Friday, September 2, 2011
The Leukos Survey Project, Karpathos, 2011
the offshore islet of Sokastro, a fortification wall protected an elaborate complex of many barrel-vaulted cisterns and at least one church; the date for construction is not yet ascertained but the sherd cover dates to the 11th, mostly 12th, and 13th centuries. It will take some time to analyze the field data, including over 2,000 aerial images of Sokastro alone.

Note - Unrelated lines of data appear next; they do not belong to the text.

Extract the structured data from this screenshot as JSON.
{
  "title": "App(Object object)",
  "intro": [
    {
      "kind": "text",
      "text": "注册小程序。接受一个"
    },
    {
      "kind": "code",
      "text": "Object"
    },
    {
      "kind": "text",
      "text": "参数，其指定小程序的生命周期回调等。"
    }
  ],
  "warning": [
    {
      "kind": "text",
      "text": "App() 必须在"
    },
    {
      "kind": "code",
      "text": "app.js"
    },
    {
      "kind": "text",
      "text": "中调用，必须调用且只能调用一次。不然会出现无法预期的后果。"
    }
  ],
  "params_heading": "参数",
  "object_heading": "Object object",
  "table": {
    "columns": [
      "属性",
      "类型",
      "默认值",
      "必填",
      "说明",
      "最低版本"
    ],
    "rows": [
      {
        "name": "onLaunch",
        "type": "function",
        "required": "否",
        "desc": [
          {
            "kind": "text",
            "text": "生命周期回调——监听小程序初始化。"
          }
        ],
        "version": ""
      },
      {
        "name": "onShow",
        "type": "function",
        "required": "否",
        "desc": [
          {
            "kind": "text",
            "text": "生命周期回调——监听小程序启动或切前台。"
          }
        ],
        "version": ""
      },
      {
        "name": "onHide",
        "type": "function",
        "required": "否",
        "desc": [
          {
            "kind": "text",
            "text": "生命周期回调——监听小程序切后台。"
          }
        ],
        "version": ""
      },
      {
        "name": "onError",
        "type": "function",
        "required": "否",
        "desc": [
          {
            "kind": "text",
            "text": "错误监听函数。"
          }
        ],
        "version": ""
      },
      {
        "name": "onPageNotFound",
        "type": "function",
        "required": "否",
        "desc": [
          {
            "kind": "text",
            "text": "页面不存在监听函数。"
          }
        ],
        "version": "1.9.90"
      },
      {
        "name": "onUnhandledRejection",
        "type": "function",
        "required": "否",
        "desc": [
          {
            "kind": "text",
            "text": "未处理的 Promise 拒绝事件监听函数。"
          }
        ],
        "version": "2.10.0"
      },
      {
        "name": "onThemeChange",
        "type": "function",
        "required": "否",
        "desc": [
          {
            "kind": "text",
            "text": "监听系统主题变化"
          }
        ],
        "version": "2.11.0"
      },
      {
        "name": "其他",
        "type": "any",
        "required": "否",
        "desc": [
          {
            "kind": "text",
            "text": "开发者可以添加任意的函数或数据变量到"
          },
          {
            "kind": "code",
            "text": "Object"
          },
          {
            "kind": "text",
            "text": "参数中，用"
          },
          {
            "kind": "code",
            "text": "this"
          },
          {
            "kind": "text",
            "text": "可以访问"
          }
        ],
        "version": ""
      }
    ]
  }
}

Canadian research activity at Leukos is not certain, although not for any lack of potential. Years ago the Greek Service had the foresight to acquire a large tract of land along the shore to protect it from development and so it shelters an undisturbed Early Byzantine harbour town. In contrast to ancient written sources, there is recent and accumulating archaeological evidence throughout the Dodecanese for widespread prosperity in the Late Antique/Early Byzantine period, primarily dozens of paleo-Christian basilicas, and Kato Leukos offers a window into the secular and naval life on which that prosperity was based; we do know that around 410 a Karpathian fleet regularly brought grain from Alexandria to Constantinople. At least a few of the structures clearly extend down into the water because of local subsidence, and so a synergasia with the Ephorate of Underwater Antiquities would also be informative to complete the picture. Incidentally, the region is right on the edge of seismic activity caught between the Anatolian and African plates which are pushing up the Aegean sea bed as well as an active volcanic arc, and deserves serious geological analysis as well. Finally, the uniquely preserved complex of cisterns on top of Sokastro may well exemplify a naval base where ships of someone’s fleet could be resupplied with water, etc., and so determining who built it and when would have obvious ramifications for our meager knowledge of the naval history of the Aegean in the Middle Byzantine period, when Crusaders from the West were encountering Arabs from the East.